What you need to do:
Needed from the entries below: every line that holds the word "with".

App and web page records
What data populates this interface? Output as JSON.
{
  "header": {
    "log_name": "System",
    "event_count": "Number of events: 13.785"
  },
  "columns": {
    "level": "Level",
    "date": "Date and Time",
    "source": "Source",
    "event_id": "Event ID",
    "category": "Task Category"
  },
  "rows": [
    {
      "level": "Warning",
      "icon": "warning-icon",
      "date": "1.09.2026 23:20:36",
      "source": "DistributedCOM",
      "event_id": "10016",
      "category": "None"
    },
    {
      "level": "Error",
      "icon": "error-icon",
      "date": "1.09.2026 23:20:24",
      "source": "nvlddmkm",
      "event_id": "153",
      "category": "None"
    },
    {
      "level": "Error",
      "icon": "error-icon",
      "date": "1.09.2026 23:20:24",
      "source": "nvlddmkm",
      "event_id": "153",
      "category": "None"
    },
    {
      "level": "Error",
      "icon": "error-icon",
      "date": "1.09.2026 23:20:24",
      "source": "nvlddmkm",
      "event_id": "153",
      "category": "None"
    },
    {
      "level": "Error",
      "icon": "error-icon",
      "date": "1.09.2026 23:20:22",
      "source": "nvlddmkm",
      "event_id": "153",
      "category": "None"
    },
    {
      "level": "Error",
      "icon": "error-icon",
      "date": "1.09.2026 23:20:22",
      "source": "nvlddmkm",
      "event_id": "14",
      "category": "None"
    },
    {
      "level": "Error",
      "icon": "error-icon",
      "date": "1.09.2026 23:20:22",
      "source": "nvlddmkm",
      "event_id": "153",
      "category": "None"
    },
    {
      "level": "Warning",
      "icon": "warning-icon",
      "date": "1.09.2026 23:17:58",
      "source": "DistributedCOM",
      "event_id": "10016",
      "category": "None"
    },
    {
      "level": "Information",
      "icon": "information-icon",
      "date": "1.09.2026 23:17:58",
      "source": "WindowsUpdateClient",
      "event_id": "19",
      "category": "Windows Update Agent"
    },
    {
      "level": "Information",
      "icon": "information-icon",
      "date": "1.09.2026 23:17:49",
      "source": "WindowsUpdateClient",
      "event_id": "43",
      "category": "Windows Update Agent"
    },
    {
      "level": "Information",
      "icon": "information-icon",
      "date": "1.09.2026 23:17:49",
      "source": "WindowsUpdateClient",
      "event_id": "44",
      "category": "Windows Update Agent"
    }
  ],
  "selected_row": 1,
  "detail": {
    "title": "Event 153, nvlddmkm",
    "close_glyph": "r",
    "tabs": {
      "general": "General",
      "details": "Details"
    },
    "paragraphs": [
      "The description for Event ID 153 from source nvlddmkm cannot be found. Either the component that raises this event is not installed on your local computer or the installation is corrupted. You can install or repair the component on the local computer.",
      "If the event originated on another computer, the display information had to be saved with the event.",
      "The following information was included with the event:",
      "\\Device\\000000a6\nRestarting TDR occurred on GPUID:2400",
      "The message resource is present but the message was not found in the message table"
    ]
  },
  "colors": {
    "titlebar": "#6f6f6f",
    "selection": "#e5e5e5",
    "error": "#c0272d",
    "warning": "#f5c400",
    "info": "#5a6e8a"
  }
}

Output for this exercise:
      "If the event originated on another computer, the display information had to be saved with the event.",
      "The following information was included with the event:",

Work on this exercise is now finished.